* _GOAL OF THE EXERCISE_: All the data below needs to be retyped exactly as shown.

___ WORKING DATA ___

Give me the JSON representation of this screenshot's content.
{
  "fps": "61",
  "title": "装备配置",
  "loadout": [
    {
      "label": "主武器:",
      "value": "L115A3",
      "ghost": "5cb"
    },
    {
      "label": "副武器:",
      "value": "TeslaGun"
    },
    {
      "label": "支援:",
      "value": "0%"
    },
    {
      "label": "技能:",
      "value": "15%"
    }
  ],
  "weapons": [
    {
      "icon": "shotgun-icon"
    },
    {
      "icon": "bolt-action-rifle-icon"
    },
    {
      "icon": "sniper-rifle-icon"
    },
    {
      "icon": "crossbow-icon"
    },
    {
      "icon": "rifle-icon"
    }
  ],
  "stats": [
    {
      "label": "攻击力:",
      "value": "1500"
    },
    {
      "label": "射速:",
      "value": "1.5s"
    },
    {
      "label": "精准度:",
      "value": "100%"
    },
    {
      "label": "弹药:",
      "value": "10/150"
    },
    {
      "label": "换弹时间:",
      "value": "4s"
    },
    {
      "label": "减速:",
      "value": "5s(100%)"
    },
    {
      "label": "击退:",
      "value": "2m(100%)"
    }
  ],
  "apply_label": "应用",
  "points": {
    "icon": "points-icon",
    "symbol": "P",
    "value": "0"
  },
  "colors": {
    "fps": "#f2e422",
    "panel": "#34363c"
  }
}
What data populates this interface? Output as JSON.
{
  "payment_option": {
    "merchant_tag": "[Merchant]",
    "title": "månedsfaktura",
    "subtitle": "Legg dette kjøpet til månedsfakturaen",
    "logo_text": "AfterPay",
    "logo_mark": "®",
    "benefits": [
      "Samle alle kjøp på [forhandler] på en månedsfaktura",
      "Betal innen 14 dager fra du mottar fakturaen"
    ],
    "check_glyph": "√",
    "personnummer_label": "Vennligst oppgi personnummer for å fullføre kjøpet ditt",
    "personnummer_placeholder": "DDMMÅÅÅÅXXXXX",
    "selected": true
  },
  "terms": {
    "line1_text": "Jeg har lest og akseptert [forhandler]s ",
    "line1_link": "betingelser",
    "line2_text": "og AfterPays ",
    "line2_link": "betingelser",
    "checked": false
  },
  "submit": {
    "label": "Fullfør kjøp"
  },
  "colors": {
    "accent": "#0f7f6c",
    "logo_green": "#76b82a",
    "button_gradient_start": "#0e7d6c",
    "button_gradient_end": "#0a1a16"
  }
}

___

* _PROBLEM SOLUTION_:
Give me the JSON representation of this screenshot's content.
{
  "fps": "61",
  "title": "装备配置",
  "loadout": [
    {
      "label": "主武器:",
      "value": "L115A3",
      "ghost": "5cb"
    },
    {
      "label": "副武器:",
      "value": "TeslaGun"
    },
    {
      "label": "支援:",
      "value": "0%"
    },
    {
      "label": "技能:",
      "value": "15%"
    }
  ],
  "weapons": [
    {
      "icon": "shotgun-icon"
    },
    {
      "icon": "bolt-action-rifle-icon"
    },
    {
      "icon": "sniper-rifle-icon"
    },
    {
      "icon": "crossbow-icon"
    },
    {
      "icon": "rifle-icon"
    }
  ],
  "stats": [
    {
      "label": "攻击力:",
      "value": "1500"
    },
    {
      "label": "射速:",
      "value": "1.5s"
    },
    {
      "label": "精准度:",
      "value": "100%"
    },
    {
      "label": "弹药:",
      "value": "10/150"
    },
    {
      "label": "换弹时间:",
      "value": "4s"
    },
    {
      "label": "减速:",
      "value": "5s(100%)"
    },
    {
      "label": "击退:",
      "value": "2m(100%)"
    }
  ],
  "apply_label": "应用",
  "points": {
    "icon": "points-icon",
    "symbol": "P",
    "value": "0"
  },
  "colors": {
    "fps": "#f2e422",
    "panel": "#34363c"
  }
}
What data populates this interface? Output as JSON.
{
  "payment_option": {
    "merchant_tag": "[Merchant]",
    "title": "månedsfaktura",
    "subtitle": "Legg dette kjøpet til månedsfakturaen",
    "logo_text": "AfterPay",
    "logo_mark": "®",
    "benefits": [
      "Samle alle kjøp på [forhandler] på en månedsfaktura",
      "Betal innen 14 dager fra du mottar fakturaen"
    ],
    "check_glyph": "√",
    "personnummer_label": "Vennligst oppgi personnummer for å fullføre kjøpet ditt",
    "personnummer_placeholder": "DDMMÅÅÅÅXXXXX",
    "selected": true
  },
  "terms": {
    "line1_text": "Jeg har lest og akseptert [forhandler]s ",
    "line1_link": "betingelser",
    "line2_text": "og AfterPays ",
    "line2_link": "betingelser",
    "checked": false
  },
  "submit": {
    "label": "Fullfør kjøp"
  },
  "colors": {
    "accent": "#0f7f6c",
    "logo_green": "#76b82a",
    "button_gradient_start": "#0e7d6c",
    "button_gradient_end": "#0a1a16"
  }
}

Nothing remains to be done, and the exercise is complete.